Matthew's Antitheses is the traditional name given to a section of the Sermon on the Mount in which Jesus is reported as taking six well known prescriptions of the Mosaic Law and calling on his followers to do more than the Law requires. 11, shows, the expression 'Ye have heard...' is an inexact translation of the rabbinical formula (שןמע אני), which is only a formal logical interrogation introducing the opposite view as the only correct one: 'Ye might deduce from this verse Template: Bibleref2c that thou shalt love thy neighbor and hate thine enemy, but I say to you the only correct interpretation is, Love all men, even thine enemies.' Unless indicated otherwise, the text in this article is either based on Wikipedia article "Antithesis" or another language Wikipedia page thereof used under the terms of the GNU Free Documentation License; or on original research by Jahsonic and friends.
Protestant scholars since the Reformation have generally believed that Jesus was setting his teaching over against false interpretations of the law current at the time.

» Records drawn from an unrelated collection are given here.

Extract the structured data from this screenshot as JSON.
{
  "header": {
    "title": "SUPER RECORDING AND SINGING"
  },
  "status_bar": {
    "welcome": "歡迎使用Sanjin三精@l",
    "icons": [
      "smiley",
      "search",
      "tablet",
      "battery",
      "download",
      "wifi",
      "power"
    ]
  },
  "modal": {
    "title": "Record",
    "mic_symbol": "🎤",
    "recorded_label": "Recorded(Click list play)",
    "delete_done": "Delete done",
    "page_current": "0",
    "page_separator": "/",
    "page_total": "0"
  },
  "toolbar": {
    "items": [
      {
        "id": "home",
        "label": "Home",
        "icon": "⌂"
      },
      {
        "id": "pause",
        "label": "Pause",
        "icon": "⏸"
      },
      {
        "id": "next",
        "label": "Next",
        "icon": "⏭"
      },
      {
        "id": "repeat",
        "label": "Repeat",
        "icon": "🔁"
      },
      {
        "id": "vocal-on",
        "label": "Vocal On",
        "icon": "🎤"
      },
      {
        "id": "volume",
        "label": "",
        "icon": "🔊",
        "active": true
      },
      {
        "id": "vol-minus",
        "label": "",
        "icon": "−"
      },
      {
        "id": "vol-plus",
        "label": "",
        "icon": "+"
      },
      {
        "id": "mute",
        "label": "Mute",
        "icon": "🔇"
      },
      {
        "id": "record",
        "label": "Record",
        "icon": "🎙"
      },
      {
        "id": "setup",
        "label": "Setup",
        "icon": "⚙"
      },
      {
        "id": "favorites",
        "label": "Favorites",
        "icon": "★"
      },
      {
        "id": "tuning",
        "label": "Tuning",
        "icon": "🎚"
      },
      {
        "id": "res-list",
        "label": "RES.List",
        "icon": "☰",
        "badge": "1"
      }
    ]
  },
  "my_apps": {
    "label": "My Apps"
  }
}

In literature, there are hundreds of examples of antithesis as; writers do need such kind of literary devices to communicate their thoughts.
One of the most famous examples of antithesis used by Alexander Pope is in his famous ‘ In this antithetical statement, Pope reveals the truth by using two contradictory ideas. It was the best of times; it was the worst of times.
A simple enumeration of the elements of dialectics (any formal system of reasoning that arrives at the truth by the exchange of logical arguments) is that of thesis, antithesis, synthesis.
Hell is the antithesis of Heaven; disorder is the antithesis of order.
The contrasts used in such statements are strict and can be humorous or ironic.
The readers should be clever enough to get what the writer is trying to communicate because writers can be very ironic in nature.
Without any purpose, a writer does not use antithesis.
Writers do use antithesis with intentions and plans.